WHAT TO PRODUCE:
Exactly as written, return the entries below, minus any pictures.

DATA IN THIS EXERCISE:
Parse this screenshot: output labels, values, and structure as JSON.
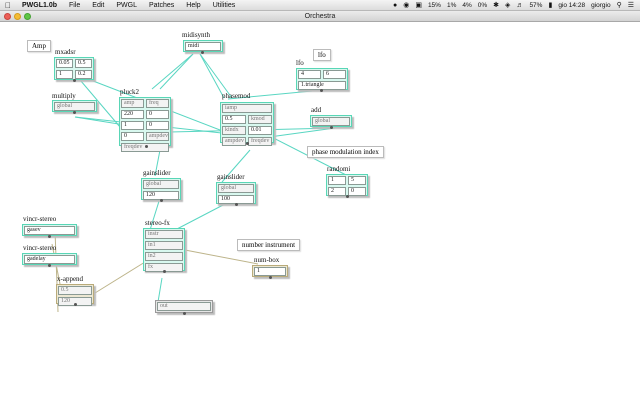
{
  "menubar": {
    "app_name": "PWGL1.0b",
    "items": [
      "File",
      "Edit",
      "PWGL",
      "Patches",
      "Help",
      "Utilities"
    ],
    "status": {
      "battery_indicator_1": "15%",
      "indicator_2": "1%",
      "indicator_3": "4%",
      "indicator_4": "0%",
      "battery": "57%",
      "clock": "gio 14:28",
      "user": "giorgio"
    }
  },
  "window": {
    "title": "Orchestra"
  },
  "notes": {
    "amp": "Amp",
    "lfo": "lfo",
    "phase_modulation_index": "phase modulation index",
    "number_instrument": "number instrument"
  },
  "boxes": {
    "mxadsr": {
      "title": "mxadsr",
      "values": [
        "0.05",
        "0.5",
        "1",
        "0.2"
      ]
    },
    "midisynth": {
      "title": "midisynth",
      "value": "midi"
    },
    "lfo": {
      "title": "lfo",
      "values": [
        "4",
        "6"
      ],
      "mode": "1.triangle"
    },
    "multiply": {
      "title": "multiply",
      "value": "global"
    },
    "pluck2": {
      "title": "pluck2",
      "rows": [
        [
          "amp",
          "freq"
        ],
        [
          "220",
          "0"
        ],
        [
          "1",
          "0"
        ],
        [
          "0",
          "ampdev"
        ],
        [
          "freqdev",
          ""
        ]
      ]
    },
    "phasemod": {
      "title": "phasemod",
      "rows": [
        [
          "iamp",
          ""
        ],
        [
          "0.5",
          "kmod"
        ],
        [
          "kindx",
          "0.01"
        ],
        [
          "ampdev",
          "freqdev"
        ]
      ]
    },
    "add": {
      "title": "add",
      "value": "global"
    },
    "gainslider1": {
      "title": "gainslider",
      "values": [
        "global",
        "120"
      ]
    },
    "gainslider2": {
      "title": "gainslider",
      "values": [
        "global",
        "100"
      ]
    },
    "randomi": {
      "title": "randomi",
      "values": [
        "1",
        "5",
        "2",
        "0"
      ]
    },
    "vincr_stereo1": {
      "title": "vincr-stereo",
      "value": "gasev"
    },
    "vincr_stereo2": {
      "title": "vincr-stereo",
      "value": "gadelay"
    },
    "stereo_fx": {
      "title": "stereo-fx",
      "rows": [
        "instr",
        "in1",
        "in2",
        "fx"
      ]
    },
    "x_append": {
      "title": "x-append",
      "values": [
        "0.5",
        "120"
      ]
    },
    "num_box": {
      "title": "num-box",
      "value": "1"
    },
    "out": {
      "value": "out"
    }
  },
  "colors": {
    "box_fill": "#d8f8ef",
    "box_border": "#59d6b6",
    "wire_main": "#59d6c2",
    "wire_alt": "#bdb48a"
  }
}
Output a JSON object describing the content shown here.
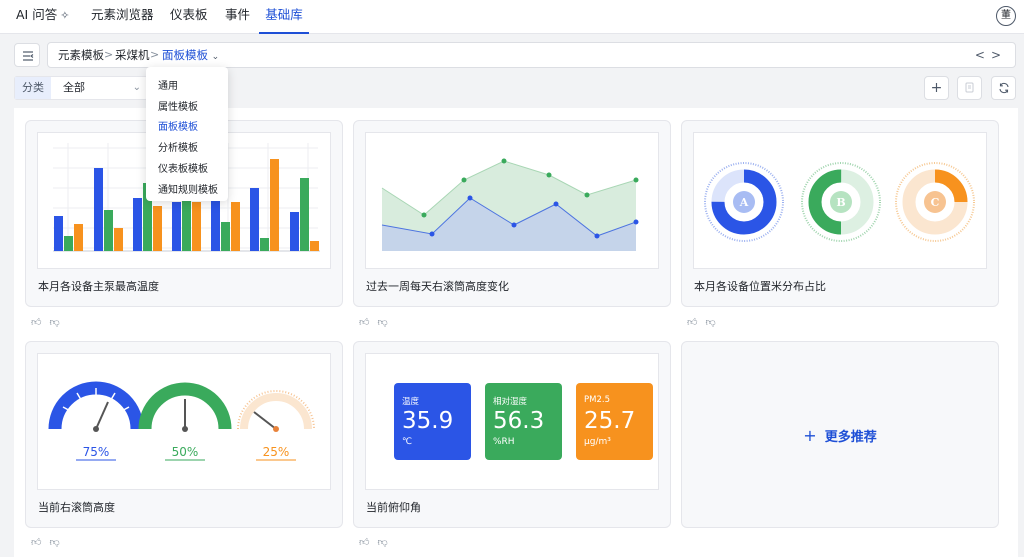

ANSWER TO THIS TASK:
Parse this screenshot: output labels, values, and structure as JSON.
{
  "menubar": {
    "app_name": "PWGL1.0b",
    "items": [
      "File",
      "Edit",
      "PWGL",
      "Patches",
      "Help",
      "Utilities"
    ],
    "status": {
      "battery_indicator_1": "15%",
      "indicator_2": "1%",
      "indicator_3": "4%",
      "indicator_4": "0%",
      "battery": "57%",
      "clock": "gio 14:28",
      "user": "giorgio"
    }
  },
  "window": {
    "title": "Orchestra"
  },
  "notes": {
    "amp": "Amp",
    "lfo": "lfo",
    "phase_modulation_index": "phase modulation index",
    "number_instrument": "number instrument"
  },
  "boxes": {
    "mxadsr": {
      "title": "mxadsr",
      "values": [
        "0.05",
        "0.5",
        "1",
        "0.2"
      ]
    },
    "midisynth": {
      "title": "midisynth",
      "value": "midi"
    },
    "lfo": {
      "title": "lfo",
      "values": [
        "4",
        "6"
      ],
      "mode": "1.triangle"
    },
    "multiply": {
      "title": "multiply",
      "value": "global"
    },
    "pluck2": {
      "title": "pluck2",
      "rows": [
        [
          "amp",
          "freq"
        ],
        [
          "220",
          "0"
        ],
        [
          "1",
          "0"
        ],
        [
          "0",
          "ampdev"
        ],
        [
          "freqdev",
          ""
        ]
      ]
    },
    "phasemod": {
      "title": "phasemod",
      "rows": [
        [
          "iamp",
          ""
        ],
        [
          "0.5",
          "kmod"
        ],
        [
          "kindx",
          "0.01"
        ],
        [
          "ampdev",
          "freqdev"
        ]
      ]
    },
    "add": {
      "title": "add",
      "value": "global"
    },
    "gainslider1": {
      "title": "gainslider",
      "values": [
        "global",
        "120"
      ]
    },
    "gainslider2": {
      "title": "gainslider",
      "values": [
        "global",
        "100"
      ]
    },
    "randomi": {
      "title": "randomi",
      "values": [
        "1",
        "5",
        "2",
        "0"
      ]
    },
    "vincr_stereo1": {
      "title": "vincr-stereo",
      "value": "gasev"
    },
    "vincr_stereo2": {
      "title": "vincr-stereo",
      "value": "gadelay"
    },
    "stereo_fx": {
      "title": "stereo-fx",
      "rows": [
        "instr",
        "in1",
        "in2",
        "fx"
      ]
    },
    "x_append": {
      "title": "x-append",
      "values": [
        "0.5",
        "120"
      ]
    },
    "num_box": {
      "title": "num-box",
      "value": "1"
    },
    "out": {
      "value": "out"
    }
  },
  "colors": {
    "box_fill": "#d8f8ef",
    "box_border": "#59d6b6",
    "wire_main": "#59d6c2",
    "wire_alt": "#bdb48a"
  }
}
Output a JSON object describing the content shown here.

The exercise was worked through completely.